While agreeing with government efforts to brush up English language competency among civil servants, Cuepacs president Azih Muda has called for more time before this move is implemented.
To me, whether more time or less time is given, the reality is that most sitting civil servants are grossly incompetent in English.
In fact, even many holding Grade 48 posts are unable to even write a cheque with the numerals properly spelt in English.
So poor is their command of the language that most cannot utter a simple sentence in English, much less write grammatically correct sentences when needed. Their English oral skills, if any, are limited to “yes”, “no”, “ok” and “alright”.
In view of the glaring deterioration of English competency among civil servants, it is good that the new government has initiated some remedial efforts.
However, with English being a complex language, most people struggle to master it, more so if they are already middle-aged.
Hence, these government servants will show little improvement even if the government is willing to retrain them in the usage of the language. Some may not even show a shred of improvement until the day they retire from the service.
For the long term, it will be more effective if candidates with a good command of English be promoted to certain posts that require the use of such competencies.
Further more, the future intake of civil servants into professional and managerial groups (Grade 41), should focus on those who already possess proper English competencies.
The government should not waste time and money retraining those who don’t. By right, potential candidates should already be adequately competent in both Bahasa Malaysia and English before getting into government service and pledging to serve the people and country.

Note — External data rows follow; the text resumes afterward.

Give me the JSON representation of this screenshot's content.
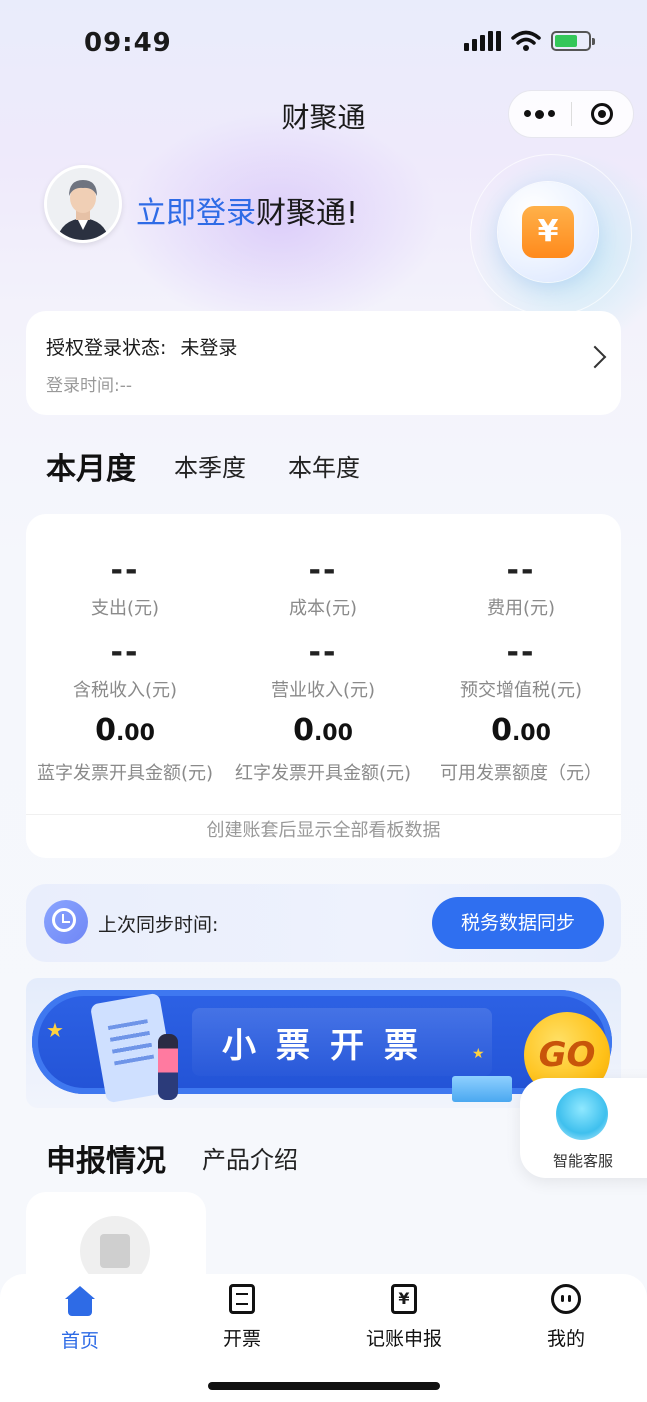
{
  "status_bar": {
    "time": "09:49"
  },
  "nav": {
    "title": "财聚通",
    "more_icon": "more-dots-icon",
    "close_icon": "target-circle-icon"
  },
  "user": {
    "login_link": "立即登录",
    "login_suffix": "财聚通!",
    "coin_symbol": "¥"
  },
  "auth": {
    "status_label": "授权登录状态:",
    "status_value": "未登录",
    "time_label": "登录时间:",
    "time_value": "--"
  },
  "period_tabs": [
    "本月度",
    "本季度",
    "本年度"
  ],
  "stats": {
    "items": [
      {
        "value": "--",
        "label": "支出(元)"
      },
      {
        "value": "--",
        "label": "成本(元)"
      },
      {
        "value": "--",
        "label": "费用(元)"
      },
      {
        "value": "--",
        "label": "含税收入(元)"
      },
      {
        "value": "--",
        "label": "营业收入(元)"
      },
      {
        "value": "--",
        "label": "预交增值税(元)"
      },
      {
        "int": "0",
        "dec": ".00",
        "label": "蓝字发票开具金额(元)"
      },
      {
        "int": "0",
        "dec": ".00",
        "label": "红字发票开具金额(元)"
      },
      {
        "int": "0",
        "dec": ".00",
        "label": "可用发票额度（元）"
      }
    ],
    "note": "创建账套后显示全部看板数据"
  },
  "sync": {
    "label": "上次同步时间:",
    "button": "税务数据同步"
  },
  "banner": {
    "text": "小票开票",
    "go": "GO"
  },
  "service": {
    "label": "智能客服"
  },
  "report_tabs": [
    "申报情况",
    "产品介绍"
  ],
  "tabbar": [
    "首页",
    "开票",
    "记账申报",
    "我的"
  ],
  "colors": {
    "accent": "#2e6be6",
    "button": "#2f6ff0",
    "banner": "#2353d6"
  }
}
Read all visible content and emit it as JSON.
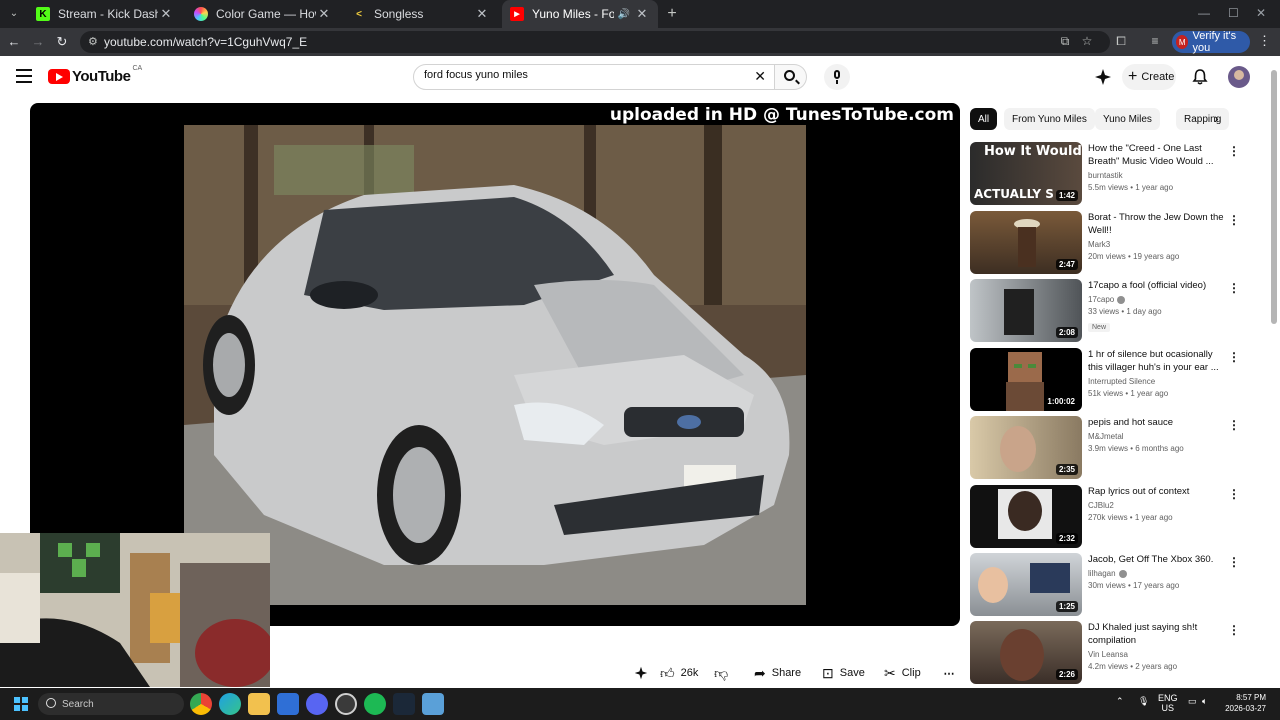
{
  "browser": {
    "tabs": [
      {
        "title": "Stream - Kick Dashboard"
      },
      {
        "title": "Color Game — How Well Can Y"
      },
      {
        "title": "Songless"
      },
      {
        "title": "Yuno Miles - Ford Focus (P"
      }
    ],
    "url": "youtube.com/watch?v=1CguhVwq7_E",
    "verify_label": "Verify it's you"
  },
  "youtube": {
    "logo_text": "YouTube",
    "country_code": "CA",
    "search_value": "ford focus yuno miles",
    "create_label": "Create"
  },
  "player": {
    "watermark": "uploaded in HD @ TunesToTube.com"
  },
  "actions": {
    "likes": "26k",
    "share": "Share",
    "save": "Save",
    "clip": "Clip"
  },
  "chips": [
    "All",
    "From Yuno Miles",
    "Yuno Miles",
    "Rapping"
  ],
  "related": [
    {
      "title": "How the \"Creed - One Last Breath\" Music Video Would ...",
      "channel": "burntastik",
      "stats": "5.5m views • 1 year ago",
      "duration": "1:42",
      "thumb_text_top": "How It Would",
      "thumb_text_bottom": "ACTUALLY S"
    },
    {
      "title": "Borat - Throw the Jew Down the Well!!",
      "channel": "Mark3",
      "stats": "20m views • 19 years ago",
      "duration": "2:47"
    },
    {
      "title": "17capo a fool (official video)",
      "channel": "17capo",
      "stats": "33 views • 1 day ago",
      "duration": "2:08",
      "badge": "New"
    },
    {
      "title": "1 hr of silence but ocasionally this villager huh's in your ear ...",
      "channel": "Interrupted Silence",
      "stats": "51k views • 1 year ago",
      "duration": "1:00:02"
    },
    {
      "title": "pepis and hot sauce",
      "channel": "M&Jmetal",
      "stats": "3.9m views • 6 months ago",
      "duration": "2:35"
    },
    {
      "title": "Rap lyrics out of context",
      "channel": "CJBlu2",
      "stats": "270k views • 1 year ago",
      "duration": "2:32"
    },
    {
      "title": "Jacob, Get Off The Xbox 360.",
      "channel": "lilhagan",
      "stats": "30m views • 17 years ago",
      "duration": "1:25"
    },
    {
      "title": "DJ Khaled just saying sh!t compilation",
      "channel": "Vin Leansa",
      "stats": "4.2m views • 2 years ago",
      "duration": "2:26"
    }
  ],
  "taskbar": {
    "search_placeholder": "Search",
    "lang_top": "ENG",
    "lang_bottom": "US",
    "time": "8:57 PM",
    "date": "2026-03-27"
  }
}
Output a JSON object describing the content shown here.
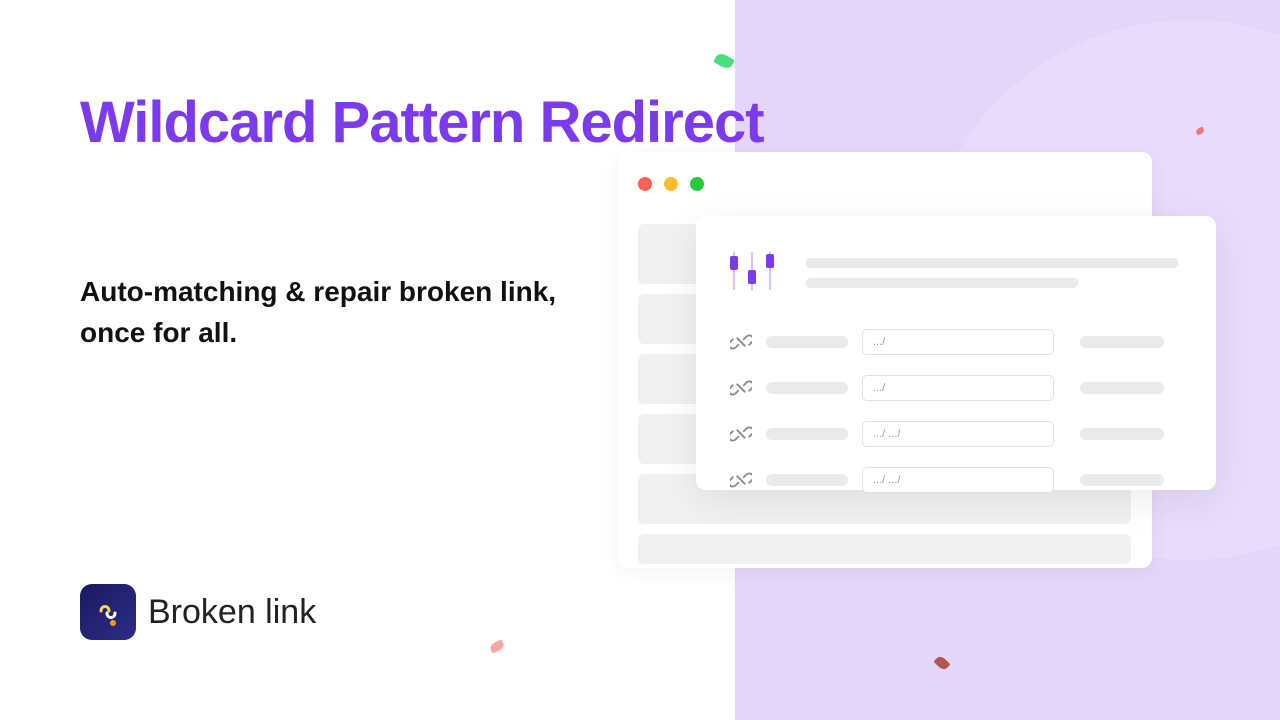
{
  "heading": "Wildcard Pattern Redirect",
  "subheading": "Auto-matching & repair broken link, once for all.",
  "brand": {
    "name": "Broken link"
  },
  "mockup": {
    "rows": [
      {
        "pattern": ".../"
      },
      {
        "pattern": ".../"
      },
      {
        "pattern": ".../ .../"
      },
      {
        "pattern": ".../ .../"
      }
    ]
  }
}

SF Thean is an FMT reader.
The views expressed are those of the author and do not necessarily reflect those of FMT.